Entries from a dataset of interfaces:
******

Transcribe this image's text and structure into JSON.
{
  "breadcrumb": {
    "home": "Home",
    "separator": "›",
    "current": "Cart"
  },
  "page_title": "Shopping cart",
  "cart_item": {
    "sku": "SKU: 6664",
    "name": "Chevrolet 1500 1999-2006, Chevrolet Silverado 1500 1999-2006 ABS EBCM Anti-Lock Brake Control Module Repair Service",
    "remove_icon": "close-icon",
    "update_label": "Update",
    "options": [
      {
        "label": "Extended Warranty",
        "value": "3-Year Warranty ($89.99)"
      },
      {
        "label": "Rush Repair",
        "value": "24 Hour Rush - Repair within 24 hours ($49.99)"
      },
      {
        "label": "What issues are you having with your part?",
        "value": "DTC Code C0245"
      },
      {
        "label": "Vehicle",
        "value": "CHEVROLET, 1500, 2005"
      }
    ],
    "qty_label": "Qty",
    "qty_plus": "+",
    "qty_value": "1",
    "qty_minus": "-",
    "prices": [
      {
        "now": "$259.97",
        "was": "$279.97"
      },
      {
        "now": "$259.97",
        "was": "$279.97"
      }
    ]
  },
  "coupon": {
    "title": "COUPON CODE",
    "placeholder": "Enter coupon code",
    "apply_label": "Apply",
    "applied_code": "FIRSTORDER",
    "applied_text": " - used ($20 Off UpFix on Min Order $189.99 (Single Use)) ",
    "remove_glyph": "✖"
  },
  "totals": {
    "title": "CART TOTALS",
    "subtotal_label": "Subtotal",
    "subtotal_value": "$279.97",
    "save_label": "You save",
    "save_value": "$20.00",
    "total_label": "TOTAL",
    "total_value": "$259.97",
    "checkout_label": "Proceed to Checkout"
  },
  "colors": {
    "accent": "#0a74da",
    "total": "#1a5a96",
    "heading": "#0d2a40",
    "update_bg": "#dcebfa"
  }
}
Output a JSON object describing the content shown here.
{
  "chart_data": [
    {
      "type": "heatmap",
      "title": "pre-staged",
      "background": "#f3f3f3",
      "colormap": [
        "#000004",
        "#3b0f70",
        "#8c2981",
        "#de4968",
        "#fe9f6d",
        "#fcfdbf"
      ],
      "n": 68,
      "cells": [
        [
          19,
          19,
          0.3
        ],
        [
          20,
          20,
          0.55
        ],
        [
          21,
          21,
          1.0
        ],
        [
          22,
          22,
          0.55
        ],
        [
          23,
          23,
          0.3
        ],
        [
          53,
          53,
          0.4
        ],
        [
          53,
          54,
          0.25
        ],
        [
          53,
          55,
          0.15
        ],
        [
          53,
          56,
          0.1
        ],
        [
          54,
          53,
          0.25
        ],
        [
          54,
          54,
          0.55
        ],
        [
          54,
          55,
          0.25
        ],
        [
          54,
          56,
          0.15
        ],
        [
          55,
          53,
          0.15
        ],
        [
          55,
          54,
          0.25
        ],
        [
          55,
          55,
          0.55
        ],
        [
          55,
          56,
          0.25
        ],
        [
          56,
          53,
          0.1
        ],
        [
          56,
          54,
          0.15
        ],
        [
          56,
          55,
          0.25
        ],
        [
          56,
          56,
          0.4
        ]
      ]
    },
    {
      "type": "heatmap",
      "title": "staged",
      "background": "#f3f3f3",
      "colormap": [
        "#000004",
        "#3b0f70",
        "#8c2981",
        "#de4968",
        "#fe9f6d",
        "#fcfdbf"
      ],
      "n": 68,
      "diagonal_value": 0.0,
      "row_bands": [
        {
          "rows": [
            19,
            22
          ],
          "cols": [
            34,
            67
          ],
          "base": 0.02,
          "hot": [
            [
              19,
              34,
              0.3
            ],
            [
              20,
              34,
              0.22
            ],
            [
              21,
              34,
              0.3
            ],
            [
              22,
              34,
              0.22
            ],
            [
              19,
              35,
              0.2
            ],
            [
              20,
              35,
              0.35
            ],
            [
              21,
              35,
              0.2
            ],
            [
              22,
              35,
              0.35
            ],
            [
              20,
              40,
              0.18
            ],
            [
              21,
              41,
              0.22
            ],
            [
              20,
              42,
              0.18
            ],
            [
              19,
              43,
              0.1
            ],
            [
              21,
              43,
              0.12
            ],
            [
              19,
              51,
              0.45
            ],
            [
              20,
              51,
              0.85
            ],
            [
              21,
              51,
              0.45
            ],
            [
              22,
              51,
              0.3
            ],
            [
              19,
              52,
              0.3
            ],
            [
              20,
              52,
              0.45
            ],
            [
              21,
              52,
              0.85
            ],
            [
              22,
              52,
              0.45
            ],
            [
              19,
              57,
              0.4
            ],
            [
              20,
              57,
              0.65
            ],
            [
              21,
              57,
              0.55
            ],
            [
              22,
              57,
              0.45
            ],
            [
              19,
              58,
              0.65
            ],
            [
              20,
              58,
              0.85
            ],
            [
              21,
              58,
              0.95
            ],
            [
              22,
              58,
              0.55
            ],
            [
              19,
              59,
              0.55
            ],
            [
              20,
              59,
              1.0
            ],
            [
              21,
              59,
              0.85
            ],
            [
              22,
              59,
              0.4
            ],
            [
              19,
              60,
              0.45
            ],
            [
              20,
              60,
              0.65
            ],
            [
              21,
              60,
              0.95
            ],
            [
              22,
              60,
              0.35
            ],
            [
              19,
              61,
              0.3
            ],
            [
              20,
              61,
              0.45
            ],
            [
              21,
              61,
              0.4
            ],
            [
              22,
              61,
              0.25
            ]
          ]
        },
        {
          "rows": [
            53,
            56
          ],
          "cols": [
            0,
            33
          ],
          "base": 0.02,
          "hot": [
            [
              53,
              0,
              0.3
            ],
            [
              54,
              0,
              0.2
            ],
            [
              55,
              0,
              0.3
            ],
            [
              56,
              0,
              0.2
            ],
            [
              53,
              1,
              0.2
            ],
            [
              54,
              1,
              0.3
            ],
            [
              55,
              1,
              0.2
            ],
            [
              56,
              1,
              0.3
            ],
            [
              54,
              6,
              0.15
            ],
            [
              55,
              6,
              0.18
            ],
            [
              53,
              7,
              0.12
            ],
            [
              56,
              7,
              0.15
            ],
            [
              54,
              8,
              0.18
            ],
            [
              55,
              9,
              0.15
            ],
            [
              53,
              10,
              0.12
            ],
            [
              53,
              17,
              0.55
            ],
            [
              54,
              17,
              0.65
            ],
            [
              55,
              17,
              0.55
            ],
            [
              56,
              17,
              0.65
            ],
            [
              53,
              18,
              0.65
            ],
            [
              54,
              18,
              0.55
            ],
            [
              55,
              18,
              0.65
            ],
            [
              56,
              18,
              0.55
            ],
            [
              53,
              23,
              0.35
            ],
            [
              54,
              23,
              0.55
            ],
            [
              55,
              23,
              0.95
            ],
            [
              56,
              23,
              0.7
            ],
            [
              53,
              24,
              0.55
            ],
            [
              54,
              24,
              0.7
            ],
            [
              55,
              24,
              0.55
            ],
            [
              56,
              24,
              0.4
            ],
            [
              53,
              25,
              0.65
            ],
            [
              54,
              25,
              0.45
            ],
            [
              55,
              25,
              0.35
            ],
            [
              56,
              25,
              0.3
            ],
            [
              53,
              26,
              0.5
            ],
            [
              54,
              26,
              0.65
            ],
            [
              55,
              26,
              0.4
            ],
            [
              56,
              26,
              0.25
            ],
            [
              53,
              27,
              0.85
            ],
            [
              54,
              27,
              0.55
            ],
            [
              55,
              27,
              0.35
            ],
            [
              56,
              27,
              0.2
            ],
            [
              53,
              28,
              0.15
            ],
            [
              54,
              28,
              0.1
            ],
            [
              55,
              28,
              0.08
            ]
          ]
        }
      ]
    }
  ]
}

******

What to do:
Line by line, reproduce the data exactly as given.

Reply to the task:
Transcribe this image's text and structure into JSON.
{
  "breadcrumb": {
    "home": "Home",
    "separator": "›",
    "current": "Cart"
  },
  "page_title": "Shopping cart",
  "cart_item": {
    "sku": "SKU: 6664",
    "name": "Chevrolet 1500 1999-2006, Chevrolet Silverado 1500 1999-2006 ABS EBCM Anti-Lock Brake Control Module Repair Service",
    "remove_icon": "close-icon",
    "update_label": "Update",
    "options": [
      {
        "label": "Extended Warranty",
        "value": "3-Year Warranty ($89.99)"
      },
      {
        "label": "Rush Repair",
        "value": "24 Hour Rush - Repair within 24 hours ($49.99)"
      },
      {
        "label": "What issues are you having with your part?",
        "value": "DTC Code C0245"
      },
      {
        "label": "Vehicle",
        "value": "CHEVROLET, 1500, 2005"
      }
    ],
    "qty_label": "Qty",
    "qty_plus": "+",
    "qty_value": "1",
    "qty_minus": "-",
    "prices": [
      {
        "now": "$259.97",
        "was": "$279.97"
      },
      {
        "now": "$259.97",
        "was": "$279.97"
      }
    ]
  },
  "coupon": {
    "title": "COUPON CODE",
    "placeholder": "Enter coupon code",
    "apply_label": "Apply",
    "applied_code": "FIRSTORDER",
    "applied_text": " - used ($20 Off UpFix on Min Order $189.99 (Single Use)) ",
    "remove_glyph": "✖"
  },
  "totals": {
    "title": "CART TOTALS",
    "subtotal_label": "Subtotal",
    "subtotal_value": "$279.97",
    "save_label": "You save",
    "save_value": "$20.00",
    "total_label": "TOTAL",
    "total_value": "$259.97",
    "checkout_label": "Proceed to Checkout"
  },
  "colors": {
    "accent": "#0a74da",
    "total": "#1a5a96",
    "heading": "#0d2a40",
    "update_bg": "#dcebfa"
  }
}
Output a JSON object describing the content shown here.
{
  "chart_data": [
    {
      "type": "heatmap",
      "title": "pre-staged",
      "background": "#f3f3f3",
      "colormap": [
        "#000004",
        "#3b0f70",
        "#8c2981",
        "#de4968",
        "#fe9f6d",
        "#fcfdbf"
      ],
      "n": 68,
      "cells": [
        [
          19,
          19,
          0.3
        ],
        [
          20,
          20,
          0.55
        ],
        [
          21,
          21,
          1.0
        ],
        [
          22,
          22,
          0.55
        ],
        [
          23,
          23,
          0.3
        ],
        [
          53,
          53,
          0.4
        ],
        [
          53,
          54,
          0.25
        ],
        [
          53,
          55,
          0.15
        ],
        [
          53,
          56,
          0.1
        ],
        [
          54,
          53,
          0.25
        ],
        [
          54,
          54,
          0.55
        ],
        [
          54,
          55,
          0.25
        ],
        [
          54,
          56,
          0.15
        ],
        [
          55,
          53,
          0.15
        ],
        [
          55,
          54,
          0.25
        ],
        [
          55,
          55,
          0.55
        ],
        [
          55,
          56,
          0.25
        ],
        [
          56,
          53,
          0.1
        ],
        [
          56,
          54,
          0.15
        ],
        [
          56,
          55,
          0.25
        ],
        [
          56,
          56,
          0.4
        ]
      ]
    },
    {
      "type": "heatmap",
      "title": "staged",
      "background": "#f3f3f3",
      "colormap": [
        "#000004",
        "#3b0f70",
        "#8c2981",
        "#de4968",
        "#fe9f6d",
        "#fcfdbf"
      ],
      "n": 68,
      "diagonal_value": 0.0,
      "row_bands": [
        {
          "rows": [
            19,
            22
          ],
          "cols": [
            34,
            67
          ],
          "base": 0.02,
          "hot": [
            [
              19,
              34,
              0.3
            ],
            [
              20,
              34,
              0.22
            ],
            [
              21,
              34,
              0.3
            ],
            [
              22,
              34,
              0.22
            ],
            [
              19,
              35,
              0.2
            ],
            [
              20,
              35,
              0.35
            ],
            [
              21,
              35,
              0.2
            ],
            [
              22,
              35,
              0.35
            ],
            [
              20,
              40,
              0.18
            ],
            [
              21,
              41,
              0.22
            ],
            [
              20,
              42,
              0.18
            ],
            [
              19,
              43,
              0.1
            ],
            [
              21,
              43,
              0.12
            ],
            [
              19,
              51,
              0.45
            ],
            [
              20,
              51,
              0.85
            ],
            [
              21,
              51,
              0.45
            ],
            [
              22,
              51,
              0.3
            ],
            [
              19,
              52,
              0.3
            ],
            [
              20,
              52,
              0.45
            ],
            [
              21,
              52,
              0.85
            ],
            [
              22,
              52,
              0.45
            ],
            [
              19,
              57,
              0.4
            ],
            [
              20,
              57,
              0.65
            ],
            [
              21,
              57,
              0.55
            ],
            [
              22,
              57,
              0.45
            ],
            [
              19,
              58,
              0.65
            ],
            [
              20,
              58,
              0.85
            ],
            [
              21,
              58,
              0.95
            ],
            [
              22,
              58,
              0.55
            ],
            [
              19,
              59,
              0.55
            ],
            [
              20,
              59,
              1.0
            ],
            [
              21,
              59,
              0.85
            ],
            [
              22,
              59,
              0.4
            ],
            [
              19,
              60,
              0.45
            ],
            [
              20,
              60,
              0.65
            ],
            [
              21,
              60,
              0.95
            ],
            [
              22,
              60,
              0.35
            ],
            [
              19,
              61,
              0.3
            ],
            [
              20,
              61,
              0.45
            ],
            [
              21,
              61,
              0.4
            ],
            [
              22,
              61,
              0.25
            ]
          ]
        },
        {
          "rows": [
            53,
            56
          ],
          "cols": [
            0,
            33
          ],
          "base": 0.02,
          "hot": [
            [
              53,
              0,
              0.3
            ],
            [
              54,
              0,
              0.2
            ],
            [
              55,
              0,
              0.3
            ],
            [
              56,
              0,
              0.2
            ],
            [
              53,
              1,
              0.2
            ],
            [
              54,
              1,
              0.3
            ],
            [
              55,
              1,
              0.2
            ],
            [
              56,
              1,
              0.3
            ],
            [
              54,
              6,
              0.15
            ],
            [
              55,
              6,
              0.18
            ],
            [
              53,
              7,
              0.12
            ],
            [
              56,
              7,
              0.15
            ],
            [
              54,
              8,
              0.18
            ],
            [
              55,
              9,
              0.15
            ],
            [
              53,
              10,
              0.12
            ],
            [
              53,
              17,
              0.55
            ],
            [
              54,
              17,
              0.65
            ],
            [
              55,
              17,
              0.55
            ],
            [
              56,
              17,
              0.65
            ],
            [
              53,
              18,
              0.65
            ],
            [
              54,
              18,
              0.55
            ],
            [
              55,
              18,
              0.65
            ],
            [
              56,
              18,
              0.55
            ],
            [
              53,
              23,
              0.35
            ],
            [
              54,
              23,
              0.55
            ],
            [
              55,
              23,
              0.95
            ],
            [
              56,
              23,
              0.7
            ],
            [
              53,
              24,
              0.55
            ],
            [
              54,
              24,
              0.7
            ],
            [
              55,
              24,
              0.55
            ],
            [
              56,
              24,
              0.4
            ],
            [
              53,
              25,
              0.65
            ],
            [
              54,
              25,
              0.45
            ],
            [
              55,
              25,
              0.35
            ],
            [
              56,
              25,
              0.3
            ],
            [
              53,
              26,
              0.5
            ],
            [
              54,
              26,
              0.65
            ],
            [
              55,
              26,
              0.4
            ],
            [
              56,
              26,
              0.25
            ],
            [
              53,
              27,
              0.85
            ],
            [
              54,
              27,
              0.55
            ],
            [
              55,
              27,
              0.35
            ],
            [
              56,
              27,
              0.2
            ],
            [
              53,
              28,
              0.15
            ],
            [
              54,
              28,
              0.1
            ],
            [
              55,
              28,
              0.08
            ]
          ]
        }
      ]
    }
  ]
}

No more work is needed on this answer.